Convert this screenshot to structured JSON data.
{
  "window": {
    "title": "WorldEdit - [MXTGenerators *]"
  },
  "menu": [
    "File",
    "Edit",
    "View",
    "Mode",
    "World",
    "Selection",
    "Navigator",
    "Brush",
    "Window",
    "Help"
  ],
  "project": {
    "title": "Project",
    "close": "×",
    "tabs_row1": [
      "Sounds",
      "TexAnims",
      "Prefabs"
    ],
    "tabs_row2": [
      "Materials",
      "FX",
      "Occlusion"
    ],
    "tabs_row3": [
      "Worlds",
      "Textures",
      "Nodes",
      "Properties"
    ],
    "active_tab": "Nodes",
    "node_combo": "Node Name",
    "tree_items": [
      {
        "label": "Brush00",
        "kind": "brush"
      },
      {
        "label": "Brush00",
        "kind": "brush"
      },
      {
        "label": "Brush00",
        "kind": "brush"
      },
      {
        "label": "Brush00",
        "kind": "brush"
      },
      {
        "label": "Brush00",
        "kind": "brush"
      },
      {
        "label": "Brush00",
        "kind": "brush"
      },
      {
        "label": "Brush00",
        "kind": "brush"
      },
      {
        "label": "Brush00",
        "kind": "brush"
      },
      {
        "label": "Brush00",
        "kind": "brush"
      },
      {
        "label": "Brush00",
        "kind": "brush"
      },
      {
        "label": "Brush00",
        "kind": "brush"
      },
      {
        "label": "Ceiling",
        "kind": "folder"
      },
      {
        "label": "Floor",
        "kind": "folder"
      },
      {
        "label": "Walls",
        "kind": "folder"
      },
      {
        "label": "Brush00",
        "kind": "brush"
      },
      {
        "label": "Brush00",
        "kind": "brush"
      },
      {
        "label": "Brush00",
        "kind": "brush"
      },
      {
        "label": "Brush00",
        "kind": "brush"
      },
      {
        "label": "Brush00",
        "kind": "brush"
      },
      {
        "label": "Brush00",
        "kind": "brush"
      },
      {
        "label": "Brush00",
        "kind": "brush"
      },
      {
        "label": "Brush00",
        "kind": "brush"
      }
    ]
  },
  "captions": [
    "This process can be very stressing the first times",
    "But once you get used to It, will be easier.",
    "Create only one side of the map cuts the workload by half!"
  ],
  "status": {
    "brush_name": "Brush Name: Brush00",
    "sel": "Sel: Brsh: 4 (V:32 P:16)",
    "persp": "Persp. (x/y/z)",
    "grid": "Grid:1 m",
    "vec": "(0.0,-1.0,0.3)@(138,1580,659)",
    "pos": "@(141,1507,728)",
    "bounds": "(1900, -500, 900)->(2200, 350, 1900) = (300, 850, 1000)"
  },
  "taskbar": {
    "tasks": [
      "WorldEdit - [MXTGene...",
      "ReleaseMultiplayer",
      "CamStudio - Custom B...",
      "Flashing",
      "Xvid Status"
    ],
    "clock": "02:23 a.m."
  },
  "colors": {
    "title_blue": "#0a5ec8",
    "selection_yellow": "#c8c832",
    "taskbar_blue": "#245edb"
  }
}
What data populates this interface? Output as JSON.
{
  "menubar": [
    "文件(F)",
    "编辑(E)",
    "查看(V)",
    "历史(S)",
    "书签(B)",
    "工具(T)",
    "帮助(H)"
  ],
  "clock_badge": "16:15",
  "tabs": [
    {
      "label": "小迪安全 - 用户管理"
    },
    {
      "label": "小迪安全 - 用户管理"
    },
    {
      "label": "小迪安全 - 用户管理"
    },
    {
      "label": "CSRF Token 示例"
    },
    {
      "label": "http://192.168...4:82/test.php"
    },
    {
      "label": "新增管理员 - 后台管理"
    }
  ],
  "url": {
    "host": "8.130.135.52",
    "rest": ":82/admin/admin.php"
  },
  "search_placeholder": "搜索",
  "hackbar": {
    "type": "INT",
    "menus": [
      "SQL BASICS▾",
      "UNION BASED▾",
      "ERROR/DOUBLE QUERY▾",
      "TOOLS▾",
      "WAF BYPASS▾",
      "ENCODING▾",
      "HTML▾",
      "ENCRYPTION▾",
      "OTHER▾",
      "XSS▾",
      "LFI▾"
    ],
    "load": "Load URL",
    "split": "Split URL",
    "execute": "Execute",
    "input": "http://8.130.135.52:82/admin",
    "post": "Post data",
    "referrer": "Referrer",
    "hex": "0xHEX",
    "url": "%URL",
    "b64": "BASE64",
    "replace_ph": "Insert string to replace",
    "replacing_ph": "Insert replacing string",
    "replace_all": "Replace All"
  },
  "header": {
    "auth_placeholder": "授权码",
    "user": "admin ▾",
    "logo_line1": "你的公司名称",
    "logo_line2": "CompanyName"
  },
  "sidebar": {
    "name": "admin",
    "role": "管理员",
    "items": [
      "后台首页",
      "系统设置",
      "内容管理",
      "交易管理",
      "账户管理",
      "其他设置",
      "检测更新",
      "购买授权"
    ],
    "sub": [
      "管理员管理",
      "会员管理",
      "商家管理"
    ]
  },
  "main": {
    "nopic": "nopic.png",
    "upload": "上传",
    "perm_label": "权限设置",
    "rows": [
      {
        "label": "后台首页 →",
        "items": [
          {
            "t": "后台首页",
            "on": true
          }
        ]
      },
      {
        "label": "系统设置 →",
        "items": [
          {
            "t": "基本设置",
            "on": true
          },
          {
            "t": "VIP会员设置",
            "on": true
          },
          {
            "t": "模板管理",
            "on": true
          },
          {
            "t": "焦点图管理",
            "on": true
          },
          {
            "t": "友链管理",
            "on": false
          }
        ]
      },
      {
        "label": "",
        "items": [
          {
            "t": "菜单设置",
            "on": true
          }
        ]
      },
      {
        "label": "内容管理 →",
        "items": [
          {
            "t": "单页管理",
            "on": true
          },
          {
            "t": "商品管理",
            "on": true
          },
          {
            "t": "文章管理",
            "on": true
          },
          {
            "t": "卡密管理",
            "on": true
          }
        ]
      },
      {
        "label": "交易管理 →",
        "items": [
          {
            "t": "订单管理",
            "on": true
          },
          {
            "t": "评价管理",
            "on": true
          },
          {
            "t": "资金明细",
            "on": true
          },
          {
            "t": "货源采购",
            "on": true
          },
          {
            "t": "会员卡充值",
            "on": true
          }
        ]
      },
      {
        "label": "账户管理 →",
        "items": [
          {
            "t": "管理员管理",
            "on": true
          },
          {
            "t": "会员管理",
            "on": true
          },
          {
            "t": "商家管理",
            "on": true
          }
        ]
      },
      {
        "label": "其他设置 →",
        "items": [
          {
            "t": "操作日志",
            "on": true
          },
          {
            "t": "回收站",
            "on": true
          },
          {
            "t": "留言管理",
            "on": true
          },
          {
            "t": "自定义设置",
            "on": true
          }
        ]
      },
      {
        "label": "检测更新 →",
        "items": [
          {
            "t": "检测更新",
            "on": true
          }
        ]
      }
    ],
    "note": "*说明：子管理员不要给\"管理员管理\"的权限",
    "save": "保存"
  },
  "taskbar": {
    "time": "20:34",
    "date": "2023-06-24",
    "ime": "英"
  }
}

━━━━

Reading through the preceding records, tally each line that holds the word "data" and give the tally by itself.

3